Let’s not kid ourselves, one of the main reasons that lists such as this one are so popular is due to controversy. Some player is ranked way too high after racking up points in Juniors or maybe player A is above player B despite never stepping foot on NHL ice. It’s the discussion and debate that drives these things, and that’s why everyone’s immediate reaction is to find the biggest “snub” or “overhyped” person on the list.
It usually isn’t very hard to pick the contentious selections out, but Minnesota is a special case. Prior to the #5 spot there hasn’t been a surefire NHL player on the list. There are plenty of raw, talented skaters, but no one who stood out head and shoulders above the rest. That resulted in an unusually tempered reaction to every player ranking.

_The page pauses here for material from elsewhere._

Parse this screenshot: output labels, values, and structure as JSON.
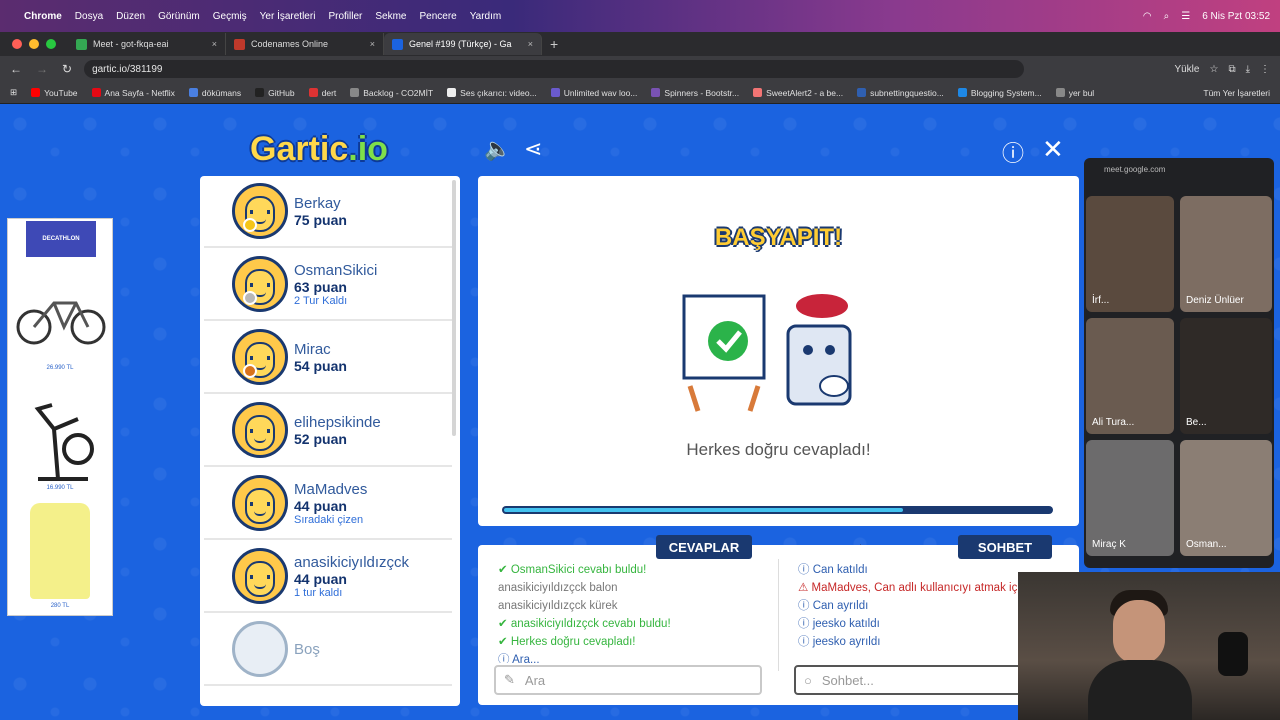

I’m not here to say that the selection of Luke Kunin is the controversial ranking that everyone has been waiting for, but I am willing to say that the 20-year-old has a case for being the “biggest” snub on the 2018 Top 25 Under 25 list.
One of the big factors that led to the Kunin snub is the fact that he is the prototypical underrated prospect. He is solid in every phase of the game but lacks the flash or standout skill that makes him stick out from the rest. There just isn’t anything in his game that screams “notice me”. There is nothing wrong with that either. Being an all-around workhouse is a great thing, it just doesn’t garner a lot of attention, especially at the prospect level.
In reality, that doesn’t matter. Rankings don’t really matter. What does matter is how good of an NHLer any given prospect will be, and that is where Kunin has a leg up on the competition.
Most prospects enter the NHL ill-equipped in one area of the game which is easily exploitable by pro talent. Kunin doesn’t really have that issue. You can’t bully him because at six feet, 192 pounds, he is big enough to withstand physical pressure. You can’t pull him out of possession because his awareness and hockey acumen is just too high for that. He is both defensively sound and promising in the offensive zone. He is a true all-around talent.
While being good in everything can lead to a long and prosperous career, it doesn’t lend itself to greatness. In order to achieve that level Kunin needs to find something that will set him apart, something special.
Since his emergence as a top prospect in the 2016 draft, Kunin has had the label of “offensively gifted” attached to his name. He cemented that assumption while at the University of Wisconsin where he posted 70 points – 41 goals, 29 assists – in 69 games across two seasons.
A lot of that offensive prowess can be accredited to the fact that Kunin isn’t shy about shooting the puck, which is something he has already displayed at the NHL level. His 14.11 shot attempts per 60 minutes at 5-v-5 was good for second on the Minnesota Wild roster across the 2017-18 campaign while his 8.25 shots on net per 60 minutes at 5-v-5 were fifth. But while those numbers were great for a rookie they didn’t exactly lead to an explosion in the points department where he only scrapped together four – two goals, two assists – in 19 games with the Wild.
For Kunin to become an elite talent at the NHL level he needs his offense to keep developing. Putting pucks on net is a great start, but fine tuning his shot and release could result in a significant bump in production in the near future, which is scary considering he will just be turning 21-years-old in December.
Unfortunately we’ll have to wait a little bit before we can see whether Kunin makes that jump in the 2018-19 campaign. A torn ACL suffered last March has the Missouri native taking things slow in training camp while waiting to be cleared for contact by team doctors. With his year likely starting out in Iowa, it’s only a matter of time before he makes the jump to the NHL roster to bolster the teams depth, and start his ascension up the rankings to prove that he deserves to be mentioned alongside the likes of Kirill Kaprizov and Matt Dumba.